Indeed we are urged to embrace globalization with a gusto and think of Nepal’s economic borders as enveloping the whole world. Nepal is wherever Nepalis are, he argues.

Today on the eve of the 4th Global NRN conference here in Kathmandu, we know that Nepalis are spread across all continents and almost all countries of the world.

The potential contribution of NRNs and what Sujeev calls Bipalis (Bideshi Nepalis) could be one of the great assets in a dramatic transformation of Nepal.

I must confess sometimes I found Sujeev’s enthusiasm and imagination knows no bounds. I was a little startled when he suggested in the book that Nepal even consider becoming what you might call the world’s sin capital – opening up gambling like in Macau or offshore financial services – sometimes known as money laundering – as in some of the Caribbean or Pacific Islands.

I first wondered how will our conservative Bahun leaders react to such proposals, or for that matter, how will our puritanical Maoist leaders – who have just adopted a code of conduct in which they forsake ownership of private property, and forbid their children from attending private schools, react to such seemingly immoral ideas?

But on my second revisionist thoughts, I figured that – well – when it comes to making money, all our leaders are very pragmatic.

Right here in the Annapurna hotel I understand the Maoist workers have sidelined all others to have exclusive right to run the casino. Some of us were stunned to see how the Maoists reached out to a Hindu priest whose father they had murdered to do big time fund raising for one of their charitable projects.

Indeed, as Deng Xiao Ping once said, it is glorious to be rich. And that it does not matter whether the cat is black or white so long as it catches the mice.

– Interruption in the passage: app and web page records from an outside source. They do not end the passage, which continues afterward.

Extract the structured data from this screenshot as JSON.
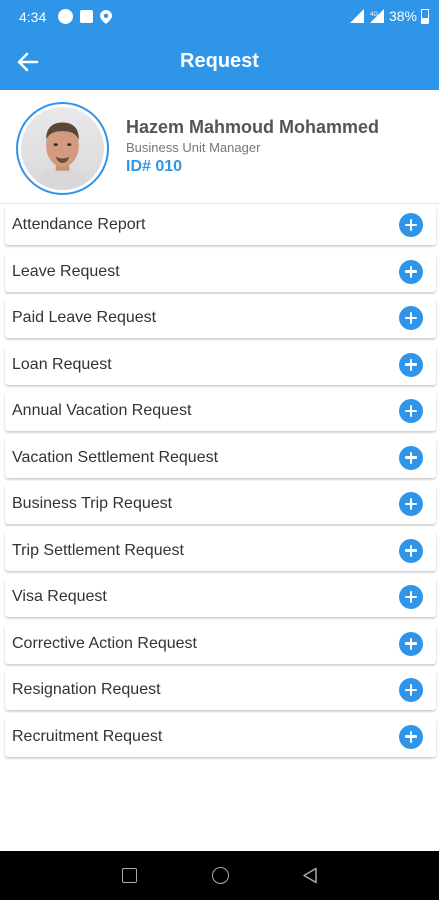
{
  "status_bar": {
    "time": "4:34",
    "battery": "38%",
    "network": "4G"
  },
  "app_bar": {
    "title": "Request"
  },
  "profile": {
    "name": "Hazem Mahmoud Mohammed",
    "role": "Business Unit Manager",
    "id": "ID# 010"
  },
  "requests": [
    {
      "label": "Attendance Report"
    },
    {
      "label": "Leave Request"
    },
    {
      "label": "Paid Leave Request"
    },
    {
      "label": "Loan Request"
    },
    {
      "label": "Annual Vacation Request"
    },
    {
      "label": "Vacation Settlement Request"
    },
    {
      "label": "Business Trip Request"
    },
    {
      "label": "Trip Settlement Request"
    },
    {
      "label": "Visa Request"
    },
    {
      "label": "Corrective Action Request"
    },
    {
      "label": "Resignation Request"
    },
    {
      "label": "Recruitment Request"
    }
  ],
  "colors": {
    "primary": "#2f95e8",
    "nav_bar": "#000000"
  }
}
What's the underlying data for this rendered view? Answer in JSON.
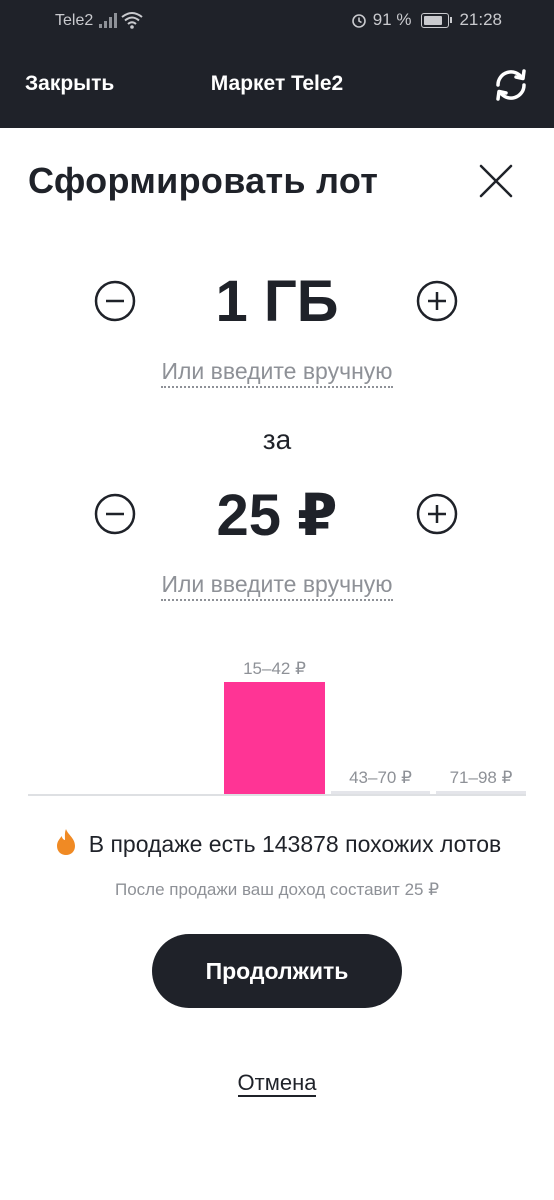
{
  "status_bar": {
    "carrier": "Tele2",
    "battery_percent": "91 %",
    "battery_level": 0.91,
    "time": "21:28"
  },
  "header": {
    "close_label": "Закрыть",
    "title": "Маркет Tele2",
    "refresh_icon": "refresh-icon"
  },
  "page": {
    "title": "Сформировать лот"
  },
  "data_stepper": {
    "value": "1 ГБ",
    "manual_link": "Или введите вручную"
  },
  "separator_word": "за",
  "price_stepper": {
    "value": "25 ₽",
    "manual_link": "Или введите вручную"
  },
  "price_histogram": {
    "bins": [
      {
        "label": "15–42 ₽",
        "highlighted": true,
        "relative_height": 1.0
      },
      {
        "label": "43–70 ₽",
        "highlighted": false,
        "relative_height": 0.02
      },
      {
        "label": "71–98 ₽",
        "highlighted": false,
        "relative_height": 0.02
      }
    ],
    "highlight_color": "#ff3495",
    "muted_color": "#e4e5ea"
  },
  "offers": {
    "text": "В продаже есть 143878 похожих лотов",
    "income": "После продажи ваш доход составит 25 ₽"
  },
  "actions": {
    "continue_label": "Продолжить",
    "cancel_label": "Отмена"
  },
  "colors": {
    "dark": "#1f2229",
    "accent_pink": "#ff3495",
    "fire_orange": "#f08a24",
    "muted_text": "#8e9197"
  }
}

And I think it is a safe bet that sooner rather than later, our Comrades too will graduate from being Maoist to Dengists. And Sujeev Shakya may not be so naïve in dreaming big after all.

Well, if there is such a great potential to unleash Nepal, what are some of the obstacles we need to overcome?

Several decades ago, Dor Bahadur Bista wrote what many of us consider a classic book on Nepal’s development challenges entitled “Fatalism and Development”. He identified two over-arching obstacles to development – a phenomenon of nepotism always favouring “afno manchhe”; and fatalism which led Nepalis to readily accept failure as their fate.

Both of these still continue to be huge challenges, though today activism has significantly replaced fatalism. Sujeev adds to these 3 other phenomena as the greatest obstacles to Nepal’s development today.

– Hyper-politicization whereby party-affiliated trade unions actually work against the best long-term interest of labourers; teachers and students unions who become the greatest obstacles to improving quality education, and all manners of organized groups that thrive in creating and perpetuating self-defeating chaos.

– The emergence of a culture of violence that is eroding the very fabric of Nepali society.

– The short-sightedness of our private sector in which businessmen are keen to make a quick buck by trading, smuggling, arbitrage, seeking protection for their non-competitive enterprises rather than investing in production, manufacturing and creating jobs on a sustainable basis.

There are many other nuggets of wisdom in the book for the government, for donors, for NGOs, and for all of us to reflect on.

Let me conclude with Sujeev’s take-home message on his vision for unleashing Nepal: “I want to see Nepal as a capitalist welfare state that believes in private enterprise while also taking responsibility for the welfare of its citizens. The unleashing of Nepal’s potential rests on these two pillars”, he says.

I found that pretty convincing. If you are not convinced, I urge you to buy and read the book!

Thank you.